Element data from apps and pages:
━━━━━━━━━━━━━━━━
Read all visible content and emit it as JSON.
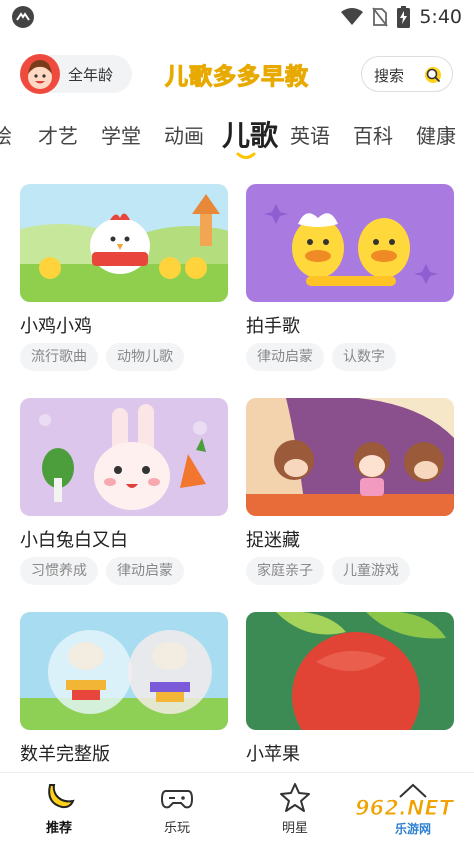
{
  "status": {
    "time": "5:40"
  },
  "header": {
    "age_label": "全年龄",
    "logo_text": "儿歌多多早教",
    "search_label": "搜索"
  },
  "tabs": [
    {
      "label": "绘"
    },
    {
      "label": "才艺"
    },
    {
      "label": "学堂"
    },
    {
      "label": "动画"
    },
    {
      "label": "儿歌"
    },
    {
      "label": "英语"
    },
    {
      "label": "百科"
    },
    {
      "label": "健康"
    }
  ],
  "active_tab": "儿歌",
  "cards": [
    {
      "title": "小鸡小鸡",
      "tags": [
        "流行歌曲",
        "动物儿歌"
      ]
    },
    {
      "title": "拍手歌",
      "tags": [
        "律动启蒙",
        "认数字"
      ]
    },
    {
      "title": "小白兔白又白",
      "tags": [
        "习惯养成",
        "律动启蒙"
      ]
    },
    {
      "title": "捉迷藏",
      "tags": [
        "家庭亲子",
        "儿童游戏"
      ]
    },
    {
      "title": "数羊完整版",
      "tags": []
    },
    {
      "title": "小苹果",
      "tags": []
    }
  ],
  "bottom_nav": [
    {
      "label": "推荐",
      "icon": "banana-icon",
      "active": true
    },
    {
      "label": "乐玩",
      "icon": "gamepad-icon",
      "active": false
    },
    {
      "label": "明星",
      "icon": "star-icon",
      "active": false
    },
    {
      "label": "",
      "icon": "house-icon",
      "active": false
    }
  ],
  "watermark": {
    "text": "962.NET",
    "sub": "乐游网"
  },
  "colors": {
    "accent": "#ffd21a",
    "text": "#222222",
    "tag_bg": "#f3f4f6",
    "tag_text": "#888888"
  }
}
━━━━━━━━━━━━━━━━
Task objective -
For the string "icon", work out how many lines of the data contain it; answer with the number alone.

Exercise answer -
4